Exercise instructions: For every line in the records that has the word "What", make a copy.

[Page and application data records]
[Start of Attachment]
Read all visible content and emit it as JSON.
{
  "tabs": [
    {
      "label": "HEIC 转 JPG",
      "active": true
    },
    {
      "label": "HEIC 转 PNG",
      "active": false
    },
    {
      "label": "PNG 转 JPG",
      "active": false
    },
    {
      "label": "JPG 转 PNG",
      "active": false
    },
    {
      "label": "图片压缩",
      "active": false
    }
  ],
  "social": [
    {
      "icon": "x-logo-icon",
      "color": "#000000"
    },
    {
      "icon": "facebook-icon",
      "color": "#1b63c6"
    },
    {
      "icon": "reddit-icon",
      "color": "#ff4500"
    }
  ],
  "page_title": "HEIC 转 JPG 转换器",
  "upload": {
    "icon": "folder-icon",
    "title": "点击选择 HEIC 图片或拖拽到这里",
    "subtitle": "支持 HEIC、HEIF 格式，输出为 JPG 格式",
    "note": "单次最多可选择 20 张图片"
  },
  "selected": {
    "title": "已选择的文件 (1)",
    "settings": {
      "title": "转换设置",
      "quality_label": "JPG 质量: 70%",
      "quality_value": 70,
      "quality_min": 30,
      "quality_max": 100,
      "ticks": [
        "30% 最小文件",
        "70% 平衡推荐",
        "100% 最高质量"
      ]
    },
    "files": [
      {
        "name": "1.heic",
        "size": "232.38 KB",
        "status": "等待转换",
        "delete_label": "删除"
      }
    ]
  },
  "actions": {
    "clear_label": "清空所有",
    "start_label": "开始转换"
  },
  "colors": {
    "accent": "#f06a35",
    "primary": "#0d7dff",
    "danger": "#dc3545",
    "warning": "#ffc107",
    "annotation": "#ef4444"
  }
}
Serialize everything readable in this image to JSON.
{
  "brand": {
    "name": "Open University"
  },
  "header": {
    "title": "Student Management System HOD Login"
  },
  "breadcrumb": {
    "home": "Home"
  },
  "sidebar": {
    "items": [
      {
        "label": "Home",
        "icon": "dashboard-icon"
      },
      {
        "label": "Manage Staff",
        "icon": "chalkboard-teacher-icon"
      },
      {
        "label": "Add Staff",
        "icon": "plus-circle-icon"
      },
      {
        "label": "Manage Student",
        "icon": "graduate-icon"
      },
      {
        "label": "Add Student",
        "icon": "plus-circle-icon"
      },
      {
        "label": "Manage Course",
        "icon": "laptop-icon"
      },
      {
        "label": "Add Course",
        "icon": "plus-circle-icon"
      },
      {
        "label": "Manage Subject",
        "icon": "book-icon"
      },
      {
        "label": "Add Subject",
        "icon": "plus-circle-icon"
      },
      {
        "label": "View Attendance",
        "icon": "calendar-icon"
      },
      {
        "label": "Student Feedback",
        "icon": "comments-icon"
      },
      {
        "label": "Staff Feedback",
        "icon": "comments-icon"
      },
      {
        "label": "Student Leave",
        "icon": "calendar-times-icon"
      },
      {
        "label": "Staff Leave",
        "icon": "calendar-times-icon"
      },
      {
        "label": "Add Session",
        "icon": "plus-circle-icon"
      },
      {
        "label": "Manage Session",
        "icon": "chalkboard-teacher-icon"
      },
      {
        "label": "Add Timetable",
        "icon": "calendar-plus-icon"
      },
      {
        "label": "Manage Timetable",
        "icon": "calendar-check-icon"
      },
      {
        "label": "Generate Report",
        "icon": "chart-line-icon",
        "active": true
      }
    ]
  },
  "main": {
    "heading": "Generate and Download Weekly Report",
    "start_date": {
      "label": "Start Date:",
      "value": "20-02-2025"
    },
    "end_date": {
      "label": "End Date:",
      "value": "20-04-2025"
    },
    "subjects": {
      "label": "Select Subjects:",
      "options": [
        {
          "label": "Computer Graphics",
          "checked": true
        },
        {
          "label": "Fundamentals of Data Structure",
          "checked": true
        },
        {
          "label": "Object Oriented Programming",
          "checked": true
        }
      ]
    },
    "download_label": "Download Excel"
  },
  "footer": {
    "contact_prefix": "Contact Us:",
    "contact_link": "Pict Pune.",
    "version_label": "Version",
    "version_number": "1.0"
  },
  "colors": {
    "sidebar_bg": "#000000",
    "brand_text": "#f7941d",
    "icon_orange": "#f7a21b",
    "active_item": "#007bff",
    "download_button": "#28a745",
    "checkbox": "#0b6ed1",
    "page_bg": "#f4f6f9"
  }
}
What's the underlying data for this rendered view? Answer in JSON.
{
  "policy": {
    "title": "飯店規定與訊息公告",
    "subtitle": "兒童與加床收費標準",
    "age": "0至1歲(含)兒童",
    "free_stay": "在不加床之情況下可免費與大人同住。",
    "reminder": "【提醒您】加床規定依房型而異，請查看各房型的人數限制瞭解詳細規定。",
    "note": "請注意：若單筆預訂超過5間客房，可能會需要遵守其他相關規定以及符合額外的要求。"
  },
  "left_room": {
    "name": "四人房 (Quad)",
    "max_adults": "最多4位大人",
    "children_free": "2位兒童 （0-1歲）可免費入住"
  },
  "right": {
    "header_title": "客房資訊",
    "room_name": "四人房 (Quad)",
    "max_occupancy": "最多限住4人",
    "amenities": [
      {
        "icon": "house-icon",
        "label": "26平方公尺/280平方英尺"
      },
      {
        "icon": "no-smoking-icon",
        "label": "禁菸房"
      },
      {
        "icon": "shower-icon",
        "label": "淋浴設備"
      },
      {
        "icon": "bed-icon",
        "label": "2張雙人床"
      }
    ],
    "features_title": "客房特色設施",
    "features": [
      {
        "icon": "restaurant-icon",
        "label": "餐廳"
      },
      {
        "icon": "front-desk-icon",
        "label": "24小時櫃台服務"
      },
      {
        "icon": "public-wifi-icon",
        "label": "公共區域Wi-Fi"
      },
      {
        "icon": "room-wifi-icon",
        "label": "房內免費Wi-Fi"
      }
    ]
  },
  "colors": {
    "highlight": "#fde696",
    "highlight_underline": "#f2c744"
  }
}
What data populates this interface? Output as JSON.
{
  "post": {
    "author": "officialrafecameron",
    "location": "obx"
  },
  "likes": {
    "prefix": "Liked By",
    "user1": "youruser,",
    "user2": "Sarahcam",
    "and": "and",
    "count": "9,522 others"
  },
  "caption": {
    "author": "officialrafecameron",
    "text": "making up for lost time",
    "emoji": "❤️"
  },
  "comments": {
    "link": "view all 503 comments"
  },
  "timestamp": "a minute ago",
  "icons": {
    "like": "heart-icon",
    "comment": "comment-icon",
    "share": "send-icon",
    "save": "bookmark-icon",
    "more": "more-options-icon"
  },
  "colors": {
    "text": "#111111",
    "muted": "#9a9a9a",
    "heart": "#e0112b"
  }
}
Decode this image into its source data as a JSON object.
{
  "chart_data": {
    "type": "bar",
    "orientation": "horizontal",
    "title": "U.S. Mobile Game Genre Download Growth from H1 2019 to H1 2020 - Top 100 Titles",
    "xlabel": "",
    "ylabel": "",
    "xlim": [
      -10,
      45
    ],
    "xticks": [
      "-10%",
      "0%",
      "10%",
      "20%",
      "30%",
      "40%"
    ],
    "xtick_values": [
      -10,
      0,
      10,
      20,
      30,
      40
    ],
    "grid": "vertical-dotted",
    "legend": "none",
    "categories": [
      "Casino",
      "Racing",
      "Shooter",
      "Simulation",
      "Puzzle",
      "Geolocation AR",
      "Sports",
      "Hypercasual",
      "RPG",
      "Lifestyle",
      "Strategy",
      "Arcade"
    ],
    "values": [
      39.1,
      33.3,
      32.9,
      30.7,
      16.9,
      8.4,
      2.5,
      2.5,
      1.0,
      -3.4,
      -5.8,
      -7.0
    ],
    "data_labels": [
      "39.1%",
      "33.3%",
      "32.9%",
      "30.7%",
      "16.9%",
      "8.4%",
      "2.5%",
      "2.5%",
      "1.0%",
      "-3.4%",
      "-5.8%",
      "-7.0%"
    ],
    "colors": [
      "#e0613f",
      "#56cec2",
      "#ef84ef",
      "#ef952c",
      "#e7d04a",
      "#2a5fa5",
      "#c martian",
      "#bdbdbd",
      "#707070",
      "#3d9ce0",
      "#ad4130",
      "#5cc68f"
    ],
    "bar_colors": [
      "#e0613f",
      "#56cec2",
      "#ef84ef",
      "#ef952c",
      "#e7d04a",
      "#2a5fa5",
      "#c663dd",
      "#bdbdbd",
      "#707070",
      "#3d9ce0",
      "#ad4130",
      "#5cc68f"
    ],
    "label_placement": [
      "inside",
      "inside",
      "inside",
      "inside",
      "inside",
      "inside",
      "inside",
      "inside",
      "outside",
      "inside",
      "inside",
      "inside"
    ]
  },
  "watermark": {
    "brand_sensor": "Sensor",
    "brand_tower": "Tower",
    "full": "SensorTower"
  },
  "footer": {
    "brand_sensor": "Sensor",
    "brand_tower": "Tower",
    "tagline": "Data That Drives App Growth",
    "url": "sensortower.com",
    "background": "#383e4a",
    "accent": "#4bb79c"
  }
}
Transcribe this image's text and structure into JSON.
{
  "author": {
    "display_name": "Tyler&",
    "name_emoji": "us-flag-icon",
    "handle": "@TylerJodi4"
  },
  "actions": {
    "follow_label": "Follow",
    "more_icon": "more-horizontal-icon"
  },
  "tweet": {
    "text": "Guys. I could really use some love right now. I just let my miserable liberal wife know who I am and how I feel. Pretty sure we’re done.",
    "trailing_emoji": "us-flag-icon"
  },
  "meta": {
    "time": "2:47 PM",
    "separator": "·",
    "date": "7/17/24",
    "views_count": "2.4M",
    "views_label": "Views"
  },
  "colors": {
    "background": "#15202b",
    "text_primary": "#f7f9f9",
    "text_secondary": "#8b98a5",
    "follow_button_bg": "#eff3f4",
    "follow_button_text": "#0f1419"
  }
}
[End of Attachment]
Task result:
What's the underlying data for this rendered view? Answer in JSON.
What data populates this interface? Output as JSON.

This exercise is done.